Consistently with the conclusions of the FTT in the PA Holdings case, the Appellant conceded that the dividend payments by Manthorpe Investments were remuneration for Mr and Mrs Pochciol for income tax purposes. Since, however, they were also dividends and since section 20(2) Income and Corporation Taxes Act 1988 (ICTA) (now rewritten to the Corporation Tax Act 2009 sections 210(2), 985(2), (3), 986(2), (3), 999(3), (4), 1000(2),(3)) provided that “no distribution which is chargeable under Schedule F shall be chargeable under any other provision of the Income Tax Acts”, it was contended, consistently with PA Holdings, that this “tie-breaker” section precluded taxation of the dividends as remuneration and thus eliminated any liability on the part of the Appellant to deduct and account for tax under the PAYE legislation.

The FTT had no hesitation in dismissing the Appellant’s arguments. It held:  

“Our decisions on the PAYE issue and the NIC issue are as follows:  

  • The Appellant in this case has already conceded that in a realistic sense the dividend machinery was just a mechanism to deliver remuneration, and that the only defence therefore to liability on the part of the Appellant for PAYE tax was the feature that section 20(2) was the tie-breaker that eliminated the PAYE liability, and required the dividends from Manthorpe Investments to be taxed simply as dividends.
  • Quite apart from that concession on the part of the Appellant, we would unhesitatingly have reached the conclusion that the dividend payments were in reality remuneration. In this regard, the findings of the two Tribunals in the PA Holdings case in any event admitted of no other possible conclusion, and we agree with Mr Gammie to the extent at least that the facts of this case were yet more consistent with this conclusion than the facts in the PA Holdings case.
  • It follows therefore from the fact that the Court of Appeal has allowed HMRC’s PAYE appeal in the PA Holdings case; has concluded that the only charge to income tax in the PA Holdings case was to tax on employment income, and that section 20(2) Taxes Act is irrelevant and that it provides no exemption from PAYE liabilities, that the present Appellant’s contention which relies entirely on the application of section 20(2) collapses.
  • We also dismiss the Appellant’s NIC appeal. The Court of Appeal has endorsed the findings of the two earlier Tribunals in the PA Holdings case to the effect that the NIC conclusion is based, not on the application of the detailed rules in relation to shares, but on the simple proposition that the dividends were simply earnings for NIC purposes.
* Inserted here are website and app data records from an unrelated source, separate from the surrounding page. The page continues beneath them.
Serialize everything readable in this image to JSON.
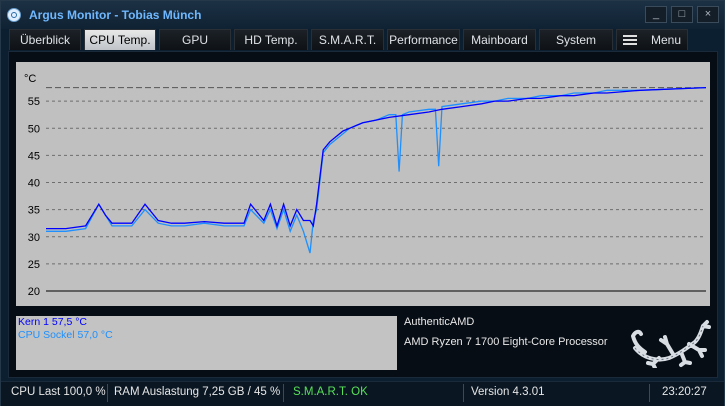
{
  "window": {
    "title": "Argus Monitor - Tobias Münch",
    "minimize": "_",
    "maximize": "□",
    "close": "×"
  },
  "tabs": [
    {
      "label": "Überblick"
    },
    {
      "label": "CPU Temp."
    },
    {
      "label": "GPU"
    },
    {
      "label": "HD Temp."
    },
    {
      "label": "S.M.A.R.T."
    },
    {
      "label": "Performance"
    },
    {
      "label": "Mainboard"
    },
    {
      "label": "System"
    },
    {
      "label": "Menu"
    }
  ],
  "active_tab": "CPU Temp.",
  "chart_data": {
    "type": "line",
    "ylabel": "°C",
    "ylim": [
      20,
      60
    ],
    "yticks": [
      20,
      25,
      30,
      35,
      40,
      45,
      50,
      55
    ],
    "dashed_reference": 57.5,
    "grid": true,
    "series": [
      {
        "name": "Kern 1",
        "color": "#0000ff",
        "x": [
          0,
          3,
          6,
          8,
          9,
          10,
          12,
          13,
          15,
          17,
          19,
          21,
          24,
          27,
          30,
          31,
          33,
          34,
          35,
          36,
          37,
          38,
          39,
          40,
          40.5,
          41,
          42,
          43,
          44,
          45,
          46,
          47,
          48,
          50,
          52,
          55,
          58,
          60,
          63,
          66,
          68,
          70,
          73,
          75,
          78,
          80,
          83,
          85,
          90,
          100
        ],
        "values": [
          31.5,
          31.5,
          32,
          36,
          34,
          32.5,
          32.5,
          32.5,
          36,
          33,
          32.5,
          32.5,
          32.8,
          32.5,
          32.5,
          36,
          33,
          36,
          32,
          36,
          32,
          35,
          33,
          33,
          32,
          36,
          46,
          47.5,
          48.5,
          49.5,
          50,
          50.5,
          51,
          51.5,
          52,
          52.5,
          53,
          53.5,
          54,
          54.5,
          55,
          55,
          55.5,
          55.5,
          56,
          56,
          56.5,
          56.5,
          57,
          57.5
        ]
      },
      {
        "name": "CPU Sockel",
        "color": "#1e90ff",
        "x": [
          0,
          3,
          6,
          8,
          9,
          10,
          12,
          13,
          15,
          17,
          19,
          21,
          24,
          27,
          30,
          31,
          33,
          34,
          35,
          36,
          37,
          38,
          39,
          40,
          40.5,
          41,
          42,
          43,
          44,
          45,
          46,
          47,
          48,
          50,
          52,
          53,
          53.5,
          54,
          55,
          58,
          59,
          59.5,
          60,
          63,
          66,
          68,
          70,
          73,
          75,
          78,
          80,
          83,
          85,
          90,
          100
        ],
        "values": [
          31,
          31,
          31.5,
          36,
          34,
          32,
          32,
          32,
          35,
          32.5,
          32,
          32,
          32.5,
          32,
          32,
          35,
          32.5,
          35,
          31.5,
          35,
          31,
          34,
          31,
          27,
          33,
          35,
          45.5,
          47,
          48,
          49,
          50,
          50.5,
          51,
          51.5,
          52.5,
          52.5,
          42,
          52.5,
          53,
          53.5,
          53.5,
          43,
          54,
          54.5,
          55,
          55,
          55.5,
          55.5,
          56,
          56,
          56.5,
          56.5,
          57,
          57,
          57.5
        ]
      }
    ]
  },
  "legend": [
    {
      "text": "Kern 1 57,5 °C",
      "color": "#0000ff"
    },
    {
      "text": "CPU Sockel 57,0 °C",
      "color": "#1e90ff"
    }
  ],
  "cpu_info": {
    "vendor": "AuthenticAMD",
    "model": "AMD Ryzen 7 1700 Eight-Core Processor"
  },
  "statusbar": {
    "cpu_last": "CPU Last 100,0 %",
    "ram": "RAM Auslastung 7,25 GB / 45 %",
    "smart": "S.M.A.R.T. OK",
    "version": "Version 4.3.01",
    "time": "23:20:27"
  }
}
That was Mr Gammie’s contention in this case, and in the light of the fact that the Court of Appeal has endorsed just this analysis of the NIC issue that the two earlier Tribunals had reached in the PA Holdings case, and in the light of the fact that we anyway agree with this analysis, the Appellant’s NIC appeal is dismissed.”

The FTT also decided that they could have reached the same decision on different grounds, including the use of the Ramsay principle. It said:

“The third basis on which we might have decided this case on the PAYE issue is the alternative basis shortly considered by the Court of Appeal in the PA Holdings case, namely on a Ramsay basis of applying the law, interpreted purposively, to the facts, analysed realistically. This approach entirely tallies with the approach that we have already considered in relation to the slightly more technical issue of whether we regarded the payment to Manthorpe Investments to be a true capital contribution, and the receipt of that amount as a profit that could be paid as dividend by Manthorpe Investments.”  

This case demonstrates that highly artificial remuneration planning, along the lines of that considered in PA Holdings, is unlikely to be well received by the Courts.